Google parent Alphabet (NASDAQ:GOOG) (NASDAQ:GOOGL) has just announced the latest public addition to its growing catalog of moonshots. Chronicle will be focused on cybersecurity, and it has been incubating within Alphabet's X "moonshot factory" for nearly two years. The company hopes to improve the speed and impact of cybersecurity by at least an order of magnitude.

Here's what Alphabet investors need to know about the latest addition to the family.

Chronicle logo

Image source: Chronicle.

Battling complacency in cybersecurity

In a Medium post, Chronicle CEO Stephen Gillett points out that modern cybersecurity threats are "growing faster than security teams and budgets can keep up, and there's already a huge talent shortage." The amount of data that is created on a daily basis is nearly insurmountable, and many organizations are struggling to defend against hackers in the digital arms race. There are thousands of potential clues that are overlooked, according to Gillett, and Chronicle believes that it can help identify and scale these cybersecurity efforts, in part through automation and machine learning.

Google had previously acquired VirusTotal, an online virus and malware scanner, in 2012 for an undisclosed sum. VirusTotal will be folded into Chronicle, along with several cybersecurity and engineering veterans from Google's respective teams. The new company will also benefit by having access to the same cloud infrastructure, Google Cloud, that powers many third-party sites, apps, and services today.

X's "captain of moonshots," Astro Teller, argues in a separate Medium post that complacency has gripped the industry, which Teller calls the "yeah, yeah" problem. But such a dismissive approach to such a consequential challenge is incredibly dangerous, and Teller argues that companies need to be more proactive instead of reactive. Many companies are increasingly adopting a proactive approach to cybersecurity, but there's still plenty of work to be done.

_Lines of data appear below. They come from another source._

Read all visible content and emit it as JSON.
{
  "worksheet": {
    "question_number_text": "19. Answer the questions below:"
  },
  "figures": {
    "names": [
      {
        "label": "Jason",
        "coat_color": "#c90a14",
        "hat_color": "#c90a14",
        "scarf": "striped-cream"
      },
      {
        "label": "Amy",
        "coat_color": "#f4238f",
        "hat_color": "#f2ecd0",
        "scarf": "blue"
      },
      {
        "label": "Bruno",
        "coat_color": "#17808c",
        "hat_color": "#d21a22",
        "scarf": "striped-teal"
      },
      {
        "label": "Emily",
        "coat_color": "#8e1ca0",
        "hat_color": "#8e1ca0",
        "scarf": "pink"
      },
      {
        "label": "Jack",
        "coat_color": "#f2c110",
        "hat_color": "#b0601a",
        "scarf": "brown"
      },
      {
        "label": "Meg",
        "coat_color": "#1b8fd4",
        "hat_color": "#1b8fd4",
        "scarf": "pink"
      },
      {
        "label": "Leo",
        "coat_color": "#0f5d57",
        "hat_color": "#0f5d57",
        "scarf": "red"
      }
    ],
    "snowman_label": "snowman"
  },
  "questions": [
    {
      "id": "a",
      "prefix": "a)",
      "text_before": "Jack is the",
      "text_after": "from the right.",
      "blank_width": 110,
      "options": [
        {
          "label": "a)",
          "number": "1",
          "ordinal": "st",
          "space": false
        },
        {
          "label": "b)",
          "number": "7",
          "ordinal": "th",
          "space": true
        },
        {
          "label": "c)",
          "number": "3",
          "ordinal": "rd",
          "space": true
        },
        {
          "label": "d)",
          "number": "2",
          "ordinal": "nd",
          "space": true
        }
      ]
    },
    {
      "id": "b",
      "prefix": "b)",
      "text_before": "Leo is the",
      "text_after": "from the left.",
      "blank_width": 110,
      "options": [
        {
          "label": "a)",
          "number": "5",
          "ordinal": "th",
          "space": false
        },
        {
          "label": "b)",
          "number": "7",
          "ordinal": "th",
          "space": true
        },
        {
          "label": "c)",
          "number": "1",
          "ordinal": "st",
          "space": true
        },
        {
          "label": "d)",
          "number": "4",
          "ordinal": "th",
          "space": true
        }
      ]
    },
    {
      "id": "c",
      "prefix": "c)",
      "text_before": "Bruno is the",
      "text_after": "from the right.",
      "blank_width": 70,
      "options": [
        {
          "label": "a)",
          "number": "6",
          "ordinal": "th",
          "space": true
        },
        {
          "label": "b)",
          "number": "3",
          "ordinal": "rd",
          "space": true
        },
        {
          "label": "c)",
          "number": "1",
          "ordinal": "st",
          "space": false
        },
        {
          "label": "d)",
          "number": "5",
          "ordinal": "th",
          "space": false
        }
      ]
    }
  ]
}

"The real moonshot, which is still several years away, is predicting and deflecting cyber attacks before they infiltrate an organization's network," Teller writes. Chronicle hopes to provide what Teller describes as a type of digital immune system. It's worth noting that cloud infrastructure rival and market leader Amazon.com's Amazon Web Services (AWS) has also been improving its own proactive cybersecurity offerings for years, as have dedicated cybersecurity companies.

Winner, winner, chicken dinner?

When Google reorganized under Alphabet in 2015, the goal was to provide greater autonomy and investor transparency for all of the moonshots that the company invests in, hence the "alpha bet" word play. Alpha should be a familiar term to all investors.

Currently, most investors recognize subsidiaries Nest (smart-home products) and Waymo (autonomous driving) as the most prominent brands within Alphabet's "other bets" segment. The segment continues to endure operating losses, which is par for the course for moonshots.

Other Bets

Nine months ended Sept. 30, 2017

Revenue

$794 million

Operating loss

($2.4 billion)

Capital expenditures

$398 million

Data source: SEC filings.

If I were a gambling man, I'd wager that Chronicle has pretty decent odds at making a dent in the cybersecurity market.

John Mackey, CEO of Whole Foods Market, an Amazon subsidiary, is a member of The Motley Fool's board of directors. Suzanne Frey, an executive at Alphabet, is a member of The Motley Fool's board of directors. Evan Niu, CFA has no position in any of the stocks mentioned. The Motley Fool owns shares of and recommends Alphabet (A shares), Alphabet (C shares), and AMZN. The Motley Fool has a disclosure policy.